I took this new bit of information home and mulled it over, first with my husband and then with others. I have never once had my honor and integrity called into question by the spying jury of public opinion. After a few hard nights of deliberation, I informed my husband that two weeks be damned, I was going in there the next day and packing up my stuff to leave. My guilt and shame reared their ugly heads resulting in me crying throughout the entirety of packing my office and leaving. Strangely, it’s like everyone in the office knew what was going on and so the office was empty when I came in.
The relief I felt walking out my door was one of the best feelings I have had in my life. Any time I have left a job prior; the feelings were largely bittersweet. However, here they were entirely bitter. This was a strange feeling to sit with.
Reflecting on those days now, I see more and more how toxic the system was. Some of the hallmarks of a toxic environment that were found here were:
- Secrecy/Lack of Transparency- Many team members would find out about projects, etc at the time they were announced vs. being allowed to participate in discussions despite the impact to their departments.

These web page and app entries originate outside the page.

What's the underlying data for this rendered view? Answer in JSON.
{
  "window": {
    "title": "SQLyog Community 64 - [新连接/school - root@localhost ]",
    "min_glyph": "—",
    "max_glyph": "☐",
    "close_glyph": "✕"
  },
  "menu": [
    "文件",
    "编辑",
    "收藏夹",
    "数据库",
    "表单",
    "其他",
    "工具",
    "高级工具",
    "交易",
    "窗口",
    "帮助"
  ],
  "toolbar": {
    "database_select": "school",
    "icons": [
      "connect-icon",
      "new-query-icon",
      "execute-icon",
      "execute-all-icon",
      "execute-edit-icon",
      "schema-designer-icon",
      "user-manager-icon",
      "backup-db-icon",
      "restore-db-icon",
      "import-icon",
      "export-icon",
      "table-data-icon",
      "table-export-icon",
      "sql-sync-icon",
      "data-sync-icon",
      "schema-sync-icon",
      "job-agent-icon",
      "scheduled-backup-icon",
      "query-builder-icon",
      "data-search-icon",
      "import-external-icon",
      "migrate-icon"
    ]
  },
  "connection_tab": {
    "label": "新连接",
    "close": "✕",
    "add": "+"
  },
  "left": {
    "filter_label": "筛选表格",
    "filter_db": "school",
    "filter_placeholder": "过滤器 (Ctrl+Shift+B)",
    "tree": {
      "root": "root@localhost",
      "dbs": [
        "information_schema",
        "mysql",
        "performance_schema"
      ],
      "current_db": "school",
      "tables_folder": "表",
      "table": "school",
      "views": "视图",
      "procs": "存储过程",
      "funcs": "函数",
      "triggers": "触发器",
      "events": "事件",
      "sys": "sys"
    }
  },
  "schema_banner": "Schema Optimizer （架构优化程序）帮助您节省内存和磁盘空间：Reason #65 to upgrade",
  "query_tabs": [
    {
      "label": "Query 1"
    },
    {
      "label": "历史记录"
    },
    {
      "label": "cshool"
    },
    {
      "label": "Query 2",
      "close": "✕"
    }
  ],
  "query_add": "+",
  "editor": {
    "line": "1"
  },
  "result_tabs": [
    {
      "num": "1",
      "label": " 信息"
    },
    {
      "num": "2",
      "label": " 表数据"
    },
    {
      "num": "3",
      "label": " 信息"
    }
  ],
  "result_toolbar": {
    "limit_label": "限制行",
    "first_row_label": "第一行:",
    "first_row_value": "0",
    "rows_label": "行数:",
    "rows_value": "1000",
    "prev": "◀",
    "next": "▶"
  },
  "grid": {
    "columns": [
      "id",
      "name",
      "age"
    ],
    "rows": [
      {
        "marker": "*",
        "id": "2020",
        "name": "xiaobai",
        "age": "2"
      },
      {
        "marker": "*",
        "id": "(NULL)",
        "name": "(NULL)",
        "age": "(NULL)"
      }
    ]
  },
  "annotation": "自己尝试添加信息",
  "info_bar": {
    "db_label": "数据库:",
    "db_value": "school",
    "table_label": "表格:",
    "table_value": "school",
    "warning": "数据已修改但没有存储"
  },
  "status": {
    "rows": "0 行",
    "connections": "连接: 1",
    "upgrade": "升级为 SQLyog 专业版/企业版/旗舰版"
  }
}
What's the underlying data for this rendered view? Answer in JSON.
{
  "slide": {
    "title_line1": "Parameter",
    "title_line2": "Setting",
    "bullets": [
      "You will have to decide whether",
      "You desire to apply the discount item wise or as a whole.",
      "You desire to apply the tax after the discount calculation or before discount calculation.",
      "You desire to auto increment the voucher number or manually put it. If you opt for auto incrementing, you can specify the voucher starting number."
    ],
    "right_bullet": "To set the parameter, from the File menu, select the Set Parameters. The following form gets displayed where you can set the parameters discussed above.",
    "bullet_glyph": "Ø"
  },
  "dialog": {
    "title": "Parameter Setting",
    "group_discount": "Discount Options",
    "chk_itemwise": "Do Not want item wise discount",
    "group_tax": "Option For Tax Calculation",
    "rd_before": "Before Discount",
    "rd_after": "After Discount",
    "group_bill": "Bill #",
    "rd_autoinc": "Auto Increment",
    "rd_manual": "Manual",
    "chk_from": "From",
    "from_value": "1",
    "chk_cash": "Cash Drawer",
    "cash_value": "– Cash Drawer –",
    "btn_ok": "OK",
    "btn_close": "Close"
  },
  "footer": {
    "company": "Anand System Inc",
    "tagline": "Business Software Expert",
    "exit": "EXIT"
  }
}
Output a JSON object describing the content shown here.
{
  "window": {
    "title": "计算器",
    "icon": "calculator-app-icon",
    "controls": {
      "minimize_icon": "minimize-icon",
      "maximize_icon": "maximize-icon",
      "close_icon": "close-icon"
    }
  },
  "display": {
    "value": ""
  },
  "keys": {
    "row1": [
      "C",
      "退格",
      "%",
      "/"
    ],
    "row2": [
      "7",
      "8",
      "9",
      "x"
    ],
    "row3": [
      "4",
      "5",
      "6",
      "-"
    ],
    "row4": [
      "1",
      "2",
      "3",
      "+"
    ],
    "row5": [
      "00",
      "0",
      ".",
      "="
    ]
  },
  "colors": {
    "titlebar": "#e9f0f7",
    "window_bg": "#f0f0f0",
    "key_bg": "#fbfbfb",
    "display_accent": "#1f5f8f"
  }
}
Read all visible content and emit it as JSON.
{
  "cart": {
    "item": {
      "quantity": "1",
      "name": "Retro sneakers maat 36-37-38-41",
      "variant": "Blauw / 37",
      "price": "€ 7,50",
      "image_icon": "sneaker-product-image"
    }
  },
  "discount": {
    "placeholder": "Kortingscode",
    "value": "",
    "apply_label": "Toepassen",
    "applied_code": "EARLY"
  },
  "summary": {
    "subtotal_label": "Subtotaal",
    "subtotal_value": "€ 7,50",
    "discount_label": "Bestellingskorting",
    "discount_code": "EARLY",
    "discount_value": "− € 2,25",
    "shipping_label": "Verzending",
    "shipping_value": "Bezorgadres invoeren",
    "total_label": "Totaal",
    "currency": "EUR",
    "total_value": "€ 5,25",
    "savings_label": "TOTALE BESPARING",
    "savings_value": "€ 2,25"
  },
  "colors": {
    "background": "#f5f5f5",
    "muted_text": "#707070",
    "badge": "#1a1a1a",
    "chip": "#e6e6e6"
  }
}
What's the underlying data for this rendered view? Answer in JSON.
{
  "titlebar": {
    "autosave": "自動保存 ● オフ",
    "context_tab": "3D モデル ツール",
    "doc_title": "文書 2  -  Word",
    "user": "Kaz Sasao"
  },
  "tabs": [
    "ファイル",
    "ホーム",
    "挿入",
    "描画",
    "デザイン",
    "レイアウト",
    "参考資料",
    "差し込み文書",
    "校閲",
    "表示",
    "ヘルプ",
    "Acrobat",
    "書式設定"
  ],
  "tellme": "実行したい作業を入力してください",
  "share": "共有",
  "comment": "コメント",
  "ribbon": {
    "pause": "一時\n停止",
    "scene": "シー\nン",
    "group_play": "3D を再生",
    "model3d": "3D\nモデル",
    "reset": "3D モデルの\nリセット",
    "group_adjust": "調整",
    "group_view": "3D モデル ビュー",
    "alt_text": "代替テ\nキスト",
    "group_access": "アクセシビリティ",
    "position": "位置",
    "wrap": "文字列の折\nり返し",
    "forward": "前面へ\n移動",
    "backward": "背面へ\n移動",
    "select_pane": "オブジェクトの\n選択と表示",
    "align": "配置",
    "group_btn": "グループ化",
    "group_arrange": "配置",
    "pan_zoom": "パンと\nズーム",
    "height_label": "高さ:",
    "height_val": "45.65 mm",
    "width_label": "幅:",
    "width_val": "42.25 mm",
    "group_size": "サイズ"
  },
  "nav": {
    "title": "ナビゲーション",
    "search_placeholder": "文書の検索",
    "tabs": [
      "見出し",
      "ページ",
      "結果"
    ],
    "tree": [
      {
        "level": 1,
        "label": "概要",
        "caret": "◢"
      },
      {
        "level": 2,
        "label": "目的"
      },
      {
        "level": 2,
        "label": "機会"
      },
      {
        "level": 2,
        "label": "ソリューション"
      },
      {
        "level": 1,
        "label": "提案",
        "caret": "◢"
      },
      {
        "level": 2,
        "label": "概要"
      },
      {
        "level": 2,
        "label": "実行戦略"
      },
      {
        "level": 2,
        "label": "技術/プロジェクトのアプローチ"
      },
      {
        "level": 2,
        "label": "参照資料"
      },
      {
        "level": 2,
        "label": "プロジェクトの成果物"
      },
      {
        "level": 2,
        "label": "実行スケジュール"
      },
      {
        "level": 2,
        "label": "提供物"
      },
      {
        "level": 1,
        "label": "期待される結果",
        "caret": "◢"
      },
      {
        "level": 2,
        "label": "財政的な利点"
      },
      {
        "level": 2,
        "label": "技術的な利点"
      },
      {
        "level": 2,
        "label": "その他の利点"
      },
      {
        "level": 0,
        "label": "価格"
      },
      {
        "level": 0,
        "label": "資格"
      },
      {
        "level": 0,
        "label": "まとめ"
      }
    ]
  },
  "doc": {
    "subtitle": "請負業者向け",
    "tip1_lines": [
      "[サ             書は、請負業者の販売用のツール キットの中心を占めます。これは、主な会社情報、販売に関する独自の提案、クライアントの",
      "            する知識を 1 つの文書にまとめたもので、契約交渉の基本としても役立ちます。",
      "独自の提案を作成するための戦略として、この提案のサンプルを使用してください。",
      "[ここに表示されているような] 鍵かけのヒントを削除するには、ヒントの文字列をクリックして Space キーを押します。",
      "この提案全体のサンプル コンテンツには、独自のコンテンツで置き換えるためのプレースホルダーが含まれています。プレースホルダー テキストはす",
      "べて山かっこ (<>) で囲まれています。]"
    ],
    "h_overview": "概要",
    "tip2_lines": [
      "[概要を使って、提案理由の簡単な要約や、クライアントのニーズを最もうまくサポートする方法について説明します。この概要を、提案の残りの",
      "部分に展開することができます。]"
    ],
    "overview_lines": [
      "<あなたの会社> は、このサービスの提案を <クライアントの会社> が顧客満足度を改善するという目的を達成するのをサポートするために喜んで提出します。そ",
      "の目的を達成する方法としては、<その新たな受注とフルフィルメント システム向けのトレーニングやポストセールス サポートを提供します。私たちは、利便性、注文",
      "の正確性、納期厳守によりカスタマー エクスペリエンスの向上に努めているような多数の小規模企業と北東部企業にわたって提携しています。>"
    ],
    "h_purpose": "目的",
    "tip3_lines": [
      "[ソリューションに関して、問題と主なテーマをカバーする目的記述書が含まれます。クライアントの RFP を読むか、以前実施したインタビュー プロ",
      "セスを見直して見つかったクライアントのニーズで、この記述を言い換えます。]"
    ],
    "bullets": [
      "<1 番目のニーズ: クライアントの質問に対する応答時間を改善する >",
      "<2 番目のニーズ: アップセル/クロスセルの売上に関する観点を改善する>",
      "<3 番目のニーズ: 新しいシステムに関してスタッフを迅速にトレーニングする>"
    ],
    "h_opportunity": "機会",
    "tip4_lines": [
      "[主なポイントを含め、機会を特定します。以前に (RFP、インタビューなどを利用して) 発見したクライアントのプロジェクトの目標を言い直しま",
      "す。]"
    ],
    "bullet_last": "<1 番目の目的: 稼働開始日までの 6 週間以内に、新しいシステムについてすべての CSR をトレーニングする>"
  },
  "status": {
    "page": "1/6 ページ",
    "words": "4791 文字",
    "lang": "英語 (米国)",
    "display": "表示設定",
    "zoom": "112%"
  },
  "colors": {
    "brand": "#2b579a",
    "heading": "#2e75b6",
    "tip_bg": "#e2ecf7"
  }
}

- High Turn Over- This agency was small and 90% of the workers had been there more than 15 years, many had been there more than 20! That type of longevity is hard to find. Within months of the new supervisor coming on; 90% of the “old timers” had been “pushed” (their words, not mine) out of their jobs.
- Public Shaming- Accountability is an important aspect of any job. However, the use of public shaming vs. constructive criticism in private is a huge red flag.
- Walking on Eggshells- The standard demeanor of those working in the office was to make themselves as small as possible and avoid conflict or even basic conversation with anyone else for fear of negative consequences.
I am sure that if I were to delve deeper I would notices so many more themes inherent in the system that reflected the abuse cycle.
Despite our best intentions and, perhaps, naiveté; we always hope that we will end up in a healthy and even therapeutic work environment that supports the work we do with our patients in a meaningful way. We will hopefully be able to leave work at work and come back into the office feeling refreshed. Our lives, our own to do with as we please. Our office environments, not filled with tension that can be triggering to those who are more highly attuned to these things.
Our work can be hard enough to cope with without the additional stress of a toxic or borderline toxic work environment. I would encourage all therapists to evaluate their surroundings and look for the hallmark cues listed above and even some of your own “red flags” and then make plans about how to address those. In some cases, just like in any relationship, you may find that the benefits do not outweigh the emotional strife. Then it may be worth sitting down and defining what boundaries can be set where and where the line in the sand is in regards to those boundaries. In some cases, even contingency planning for the (best) worst case scenario (e.g. leaving) may be a helpful way to stop feeling so “stuck” all the time.
We can only help our clients as much as we have the emotional space to do so. In a toxic work environment, our daily capacity to carry our client’s pain gets smaller and smaller the longer we are there. It is not fair to us nor is it fair to our clients.
Take a second to look at your current work environment and do a quick evaluation. Where do you stand on it?
Brittany Lash is an LPC-S in Texas currently managing two inpatient psychiatric units. Her passions are providing care to individuals with serious and persistent mental illness, reworking broken systems, community collaboration, and mental health policy. Her clinical specializations are crisis intervention, risk assessment, trauma work, and providing care for those who have lost loved ones to suicide.